• _What is required_
Write out all the data below exactly.
____
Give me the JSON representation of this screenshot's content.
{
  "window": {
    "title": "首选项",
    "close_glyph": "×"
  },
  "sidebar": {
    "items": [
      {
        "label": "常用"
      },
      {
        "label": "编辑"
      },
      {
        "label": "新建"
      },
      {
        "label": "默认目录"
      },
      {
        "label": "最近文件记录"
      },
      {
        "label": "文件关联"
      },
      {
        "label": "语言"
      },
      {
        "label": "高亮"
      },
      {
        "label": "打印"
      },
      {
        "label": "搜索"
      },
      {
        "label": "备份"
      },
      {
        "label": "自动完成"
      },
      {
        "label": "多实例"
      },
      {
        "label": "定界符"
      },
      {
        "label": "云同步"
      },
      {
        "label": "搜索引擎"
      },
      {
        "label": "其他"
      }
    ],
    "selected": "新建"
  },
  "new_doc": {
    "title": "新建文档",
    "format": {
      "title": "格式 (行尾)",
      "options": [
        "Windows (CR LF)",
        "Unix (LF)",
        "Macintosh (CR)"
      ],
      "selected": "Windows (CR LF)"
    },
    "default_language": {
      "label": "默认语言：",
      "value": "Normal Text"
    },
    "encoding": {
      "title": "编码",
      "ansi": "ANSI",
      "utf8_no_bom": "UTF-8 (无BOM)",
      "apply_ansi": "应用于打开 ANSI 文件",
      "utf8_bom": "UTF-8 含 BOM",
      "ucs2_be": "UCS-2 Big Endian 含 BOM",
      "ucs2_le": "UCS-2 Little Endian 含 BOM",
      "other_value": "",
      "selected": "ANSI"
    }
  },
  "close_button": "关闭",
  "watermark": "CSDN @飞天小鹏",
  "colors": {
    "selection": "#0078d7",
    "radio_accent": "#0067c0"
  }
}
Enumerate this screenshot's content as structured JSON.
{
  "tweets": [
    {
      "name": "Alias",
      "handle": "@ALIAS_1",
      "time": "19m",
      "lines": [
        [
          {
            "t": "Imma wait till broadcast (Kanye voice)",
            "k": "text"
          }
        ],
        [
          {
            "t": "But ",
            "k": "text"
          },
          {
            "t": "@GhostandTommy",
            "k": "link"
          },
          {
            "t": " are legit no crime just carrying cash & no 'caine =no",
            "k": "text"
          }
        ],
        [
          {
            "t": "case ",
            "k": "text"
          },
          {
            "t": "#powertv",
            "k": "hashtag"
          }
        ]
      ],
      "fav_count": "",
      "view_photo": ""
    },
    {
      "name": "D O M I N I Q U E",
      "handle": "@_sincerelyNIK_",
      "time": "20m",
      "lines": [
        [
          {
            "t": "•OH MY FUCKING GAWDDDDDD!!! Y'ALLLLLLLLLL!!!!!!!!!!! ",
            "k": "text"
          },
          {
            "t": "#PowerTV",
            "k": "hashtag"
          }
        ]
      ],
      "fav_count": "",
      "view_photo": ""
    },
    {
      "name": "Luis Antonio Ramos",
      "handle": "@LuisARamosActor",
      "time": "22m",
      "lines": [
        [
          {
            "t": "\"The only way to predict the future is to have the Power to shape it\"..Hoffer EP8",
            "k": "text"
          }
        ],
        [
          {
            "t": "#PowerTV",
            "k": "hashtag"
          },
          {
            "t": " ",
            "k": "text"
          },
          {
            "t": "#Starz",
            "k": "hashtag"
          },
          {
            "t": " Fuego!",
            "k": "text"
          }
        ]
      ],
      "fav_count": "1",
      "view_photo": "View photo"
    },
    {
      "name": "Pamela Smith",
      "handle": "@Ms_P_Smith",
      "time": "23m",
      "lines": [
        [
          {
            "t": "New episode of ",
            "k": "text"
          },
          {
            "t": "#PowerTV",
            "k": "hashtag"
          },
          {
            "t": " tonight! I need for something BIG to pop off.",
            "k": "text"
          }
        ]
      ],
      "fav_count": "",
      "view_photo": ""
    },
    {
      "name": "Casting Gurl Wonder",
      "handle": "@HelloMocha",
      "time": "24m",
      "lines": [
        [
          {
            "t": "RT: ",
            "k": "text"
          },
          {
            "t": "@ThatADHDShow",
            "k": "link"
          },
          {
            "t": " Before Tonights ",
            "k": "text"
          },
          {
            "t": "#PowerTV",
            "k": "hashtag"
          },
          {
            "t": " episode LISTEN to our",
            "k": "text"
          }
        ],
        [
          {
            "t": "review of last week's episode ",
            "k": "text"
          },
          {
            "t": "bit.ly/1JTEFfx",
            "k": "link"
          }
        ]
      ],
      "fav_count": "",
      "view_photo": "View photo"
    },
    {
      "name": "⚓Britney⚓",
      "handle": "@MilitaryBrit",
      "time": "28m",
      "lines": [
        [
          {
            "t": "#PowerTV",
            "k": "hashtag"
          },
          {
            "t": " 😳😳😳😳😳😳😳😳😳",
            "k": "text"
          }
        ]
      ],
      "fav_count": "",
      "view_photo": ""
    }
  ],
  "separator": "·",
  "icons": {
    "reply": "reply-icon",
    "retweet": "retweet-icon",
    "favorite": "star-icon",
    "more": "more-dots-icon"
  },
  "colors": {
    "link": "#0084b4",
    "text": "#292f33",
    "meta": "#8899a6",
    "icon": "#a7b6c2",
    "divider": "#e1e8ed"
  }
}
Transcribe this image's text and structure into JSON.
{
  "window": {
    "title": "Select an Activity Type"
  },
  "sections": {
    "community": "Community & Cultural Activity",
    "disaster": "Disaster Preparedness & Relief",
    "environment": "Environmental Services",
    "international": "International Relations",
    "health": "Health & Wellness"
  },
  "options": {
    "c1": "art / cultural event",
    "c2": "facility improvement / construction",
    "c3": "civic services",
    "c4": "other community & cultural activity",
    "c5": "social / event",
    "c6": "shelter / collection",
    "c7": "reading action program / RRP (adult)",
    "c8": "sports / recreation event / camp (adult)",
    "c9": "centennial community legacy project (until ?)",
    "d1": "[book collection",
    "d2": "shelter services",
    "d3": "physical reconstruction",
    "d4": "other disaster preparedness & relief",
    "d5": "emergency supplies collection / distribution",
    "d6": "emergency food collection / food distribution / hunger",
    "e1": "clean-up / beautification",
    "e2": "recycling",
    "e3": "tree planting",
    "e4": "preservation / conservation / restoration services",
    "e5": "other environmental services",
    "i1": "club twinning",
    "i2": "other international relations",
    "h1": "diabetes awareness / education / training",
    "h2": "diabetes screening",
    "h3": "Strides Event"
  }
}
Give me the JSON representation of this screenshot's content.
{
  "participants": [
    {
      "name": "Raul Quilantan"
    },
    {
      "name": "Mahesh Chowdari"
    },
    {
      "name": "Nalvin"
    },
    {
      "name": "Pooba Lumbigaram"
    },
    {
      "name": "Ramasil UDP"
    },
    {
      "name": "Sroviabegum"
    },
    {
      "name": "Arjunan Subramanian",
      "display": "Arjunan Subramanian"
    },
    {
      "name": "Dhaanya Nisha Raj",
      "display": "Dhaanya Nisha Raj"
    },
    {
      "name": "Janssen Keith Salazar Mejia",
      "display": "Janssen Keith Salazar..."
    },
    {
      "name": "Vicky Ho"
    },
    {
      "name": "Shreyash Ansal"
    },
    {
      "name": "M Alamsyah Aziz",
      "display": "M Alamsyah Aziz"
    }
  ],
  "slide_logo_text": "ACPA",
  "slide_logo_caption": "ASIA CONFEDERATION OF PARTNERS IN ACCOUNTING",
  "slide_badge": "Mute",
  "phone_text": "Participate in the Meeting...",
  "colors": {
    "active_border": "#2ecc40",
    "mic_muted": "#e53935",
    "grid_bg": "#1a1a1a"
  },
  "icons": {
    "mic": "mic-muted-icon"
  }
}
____
• _Output_
Give me the JSON representation of this screenshot's content.
{
  "window": {
    "title": "首选项",
    "close_glyph": "×"
  },
  "sidebar": {
    "items": [
      {
        "label": "常用"
      },
      {
        "label": "编辑"
      },
      {
        "label": "新建"
      },
      {
        "label": "默认目录"
      },
      {
        "label": "最近文件记录"
      },
      {
        "label": "文件关联"
      },
      {
        "label": "语言"
      },
      {
        "label": "高亮"
      },
      {
        "label": "打印"
      },
      {
        "label": "搜索"
      },
      {
        "label": "备份"
      },
      {
        "label": "自动完成"
      },
      {
        "label": "多实例"
      },
      {
        "label": "定界符"
      },
      {
        "label": "云同步"
      },
      {
        "label": "搜索引擎"
      },
      {
        "label": "其他"
      }
    ],
    "selected": "新建"
  },
  "new_doc": {
    "title": "新建文档",
    "format": {
      "title": "格式 (行尾)",
      "options": [
        "Windows (CR LF)",
        "Unix (LF)",
        "Macintosh (CR)"
      ],
      "selected": "Windows (CR LF)"
    },
    "default_language": {
      "label": "默认语言：",
      "value": "Normal Text"
    },
    "encoding": {
      "title": "编码",
      "ansi": "ANSI",
      "utf8_no_bom": "UTF-8 (无BOM)",
      "apply_ansi": "应用于打开 ANSI 文件",
      "utf8_bom": "UTF-8 含 BOM",
      "ucs2_be": "UCS-2 Big Endian 含 BOM",
      "ucs2_le": "UCS-2 Little Endian 含 BOM",
      "other_value": "",
      "selected": "ANSI"
    }
  },
  "close_button": "关闭",
  "watermark": "CSDN @飞天小鹏",
  "colors": {
    "selection": "#0078d7",
    "radio_accent": "#0067c0"
  }
}
Enumerate this screenshot's content as structured JSON.
{
  "tweets": [
    {
      "name": "Alias",
      "handle": "@ALIAS_1",
      "time": "19m",
      "lines": [
        [
          {
            "t": "Imma wait till broadcast (Kanye voice)",
            "k": "text"
          }
        ],
        [
          {
            "t": "But ",
            "k": "text"
          },
          {
            "t": "@GhostandTommy",
            "k": "link"
          },
          {
            "t": " are legit no crime just carrying cash & no 'caine =no",
            "k": "text"
          }
        ],
        [
          {
            "t": "case ",
            "k": "text"
          },
          {
            "t": "#powertv",
            "k": "hashtag"
          }
        ]
      ],
      "fav_count": "",
      "view_photo": ""
    },
    {
      "name": "D O M I N I Q U E",
      "handle": "@_sincerelyNIK_",
      "time": "20m",
      "lines": [
        [
          {
            "t": "•OH MY FUCKING GAWDDDDDD!!! Y'ALLLLLLLLLL!!!!!!!!!!! ",
            "k": "text"
          },
          {
            "t": "#PowerTV",
            "k": "hashtag"
          }
        ]
      ],
      "fav_count": "",
      "view_photo": ""
    },
    {
      "name": "Luis Antonio Ramos",
      "handle": "@LuisARamosActor",
      "time": "22m",
      "lines": [
        [
          {
            "t": "\"The only way to predict the future is to have the Power to shape it\"..Hoffer EP8",
            "k": "text"
          }
        ],
        [
          {
            "t": "#PowerTV",
            "k": "hashtag"
          },
          {
            "t": " ",
            "k": "text"
          },
          {
            "t": "#Starz",
            "k": "hashtag"
          },
          {
            "t": " Fuego!",
            "k": "text"
          }
        ]
      ],
      "fav_count": "1",
      "view_photo": "View photo"
    },
    {
      "name": "Pamela Smith",
      "handle": "@Ms_P_Smith",
      "time": "23m",
      "lines": [
        [
          {
            "t": "New episode of ",
            "k": "text"
          },
          {
            "t": "#PowerTV",
            "k": "hashtag"
          },
          {
            "t": " tonight! I need for something BIG to pop off.",
            "k": "text"
          }
        ]
      ],
      "fav_count": "",
      "view_photo": ""
    },
    {
      "name": "Casting Gurl Wonder",
      "handle": "@HelloMocha",
      "time": "24m",
      "lines": [
        [
          {
            "t": "RT: ",
            "k": "text"
          },
          {
            "t": "@ThatADHDShow",
            "k": "link"
          },
          {
            "t": " Before Tonights ",
            "k": "text"
          },
          {
            "t": "#PowerTV",
            "k": "hashtag"
          },
          {
            "t": " episode LISTEN to our",
            "k": "text"
          }
        ],
        [
          {
            "t": "review of last week's episode ",
            "k": "text"
          },
          {
            "t": "bit.ly/1JTEFfx",
            "k": "link"
          }
        ]
      ],
      "fav_count": "",
      "view_photo": "View photo"
    },
    {
      "name": "⚓Britney⚓",
      "handle": "@MilitaryBrit",
      "time": "28m",
      "lines": [
        [
          {
            "t": "#PowerTV",
            "k": "hashtag"
          },
          {
            "t": " 😳😳😳😳😳😳😳😳😳",
            "k": "text"
          }
        ]
      ],
      "fav_count": "",
      "view_photo": ""
    }
  ],
  "separator": "·",
  "icons": {
    "reply": "reply-icon",
    "retweet": "retweet-icon",
    "favorite": "star-icon",
    "more": "more-dots-icon"
  },
  "colors": {
    "link": "#0084b4",
    "text": "#292f33",
    "meta": "#8899a6",
    "icon": "#a7b6c2",
    "divider": "#e1e8ed"
  }
}
Transcribe this image's text and structure into JSON.
{
  "window": {
    "title": "Select an Activity Type"
  },
  "sections": {
    "community": "Community & Cultural Activity",
    "disaster": "Disaster Preparedness & Relief",
    "environment": "Environmental Services",
    "international": "International Relations",
    "health": "Health & Wellness"
  },
  "options": {
    "c1": "art / cultural event",
    "c2": "facility improvement / construction",
    "c3": "civic services",
    "c4": "other community & cultural activity",
    "c5": "social / event",
    "c6": "shelter / collection",
    "c7": "reading action program / RRP (adult)",
    "c8": "sports / recreation event / camp (adult)",
    "c9": "centennial community legacy project (until ?)",
    "d1": "[book collection",
    "d2": "shelter services",
    "d3": "physical reconstruction",
    "d4": "other disaster preparedness & relief",
    "d5": "emergency supplies collection / distribution",
    "d6": "emergency food collection / food distribution / hunger",
    "e1": "clean-up / beautification",
    "e2": "recycling",
    "e3": "tree planting",
    "e4": "preservation / conservation / restoration services",
    "e5": "other environmental services",
    "i1": "club twinning",
    "i2": "other international relations",
    "h1": "diabetes awareness / education / training",
    "h2": "diabetes screening",
    "h3": "Strides Event"
  }
}
Give me the JSON representation of this screenshot's content.
{
  "participants": [
    {
      "name": "Raul Quilantan"
    },
    {
      "name": "Mahesh Chowdari"
    },
    {
      "name": "Nalvin"
    },
    {
      "name": "Pooba Lumbigaram"
    },
    {
      "name": "Ramasil UDP"
    },
    {
      "name": "Sroviabegum"
    },
    {
      "name": "Arjunan Subramanian",
      "display": "Arjunan Subramanian"
    },
    {
      "name": "Dhaanya Nisha Raj",
      "display": "Dhaanya Nisha Raj"
    },
    {
      "name": "Janssen Keith Salazar Mejia",
      "display": "Janssen Keith Salazar..."
    },
    {
      "name": "Vicky Ho"
    },
    {
      "name": "Shreyash Ansal"
    },
    {
      "name": "M Alamsyah Aziz",
      "display": "M Alamsyah Aziz"
    }
  ],
  "slide_logo_text": "ACPA",
  "slide_logo_caption": "ASIA CONFEDERATION OF PARTNERS IN ACCOUNTING",
  "slide_badge": "Mute",
  "phone_text": "Participate in the Meeting...",
  "colors": {
    "active_border": "#2ecc40",
    "mic_muted": "#e53935",
    "grid_bg": "#1a1a1a"
  },
  "icons": {
    "mic": "mic-muted-icon"
  }
}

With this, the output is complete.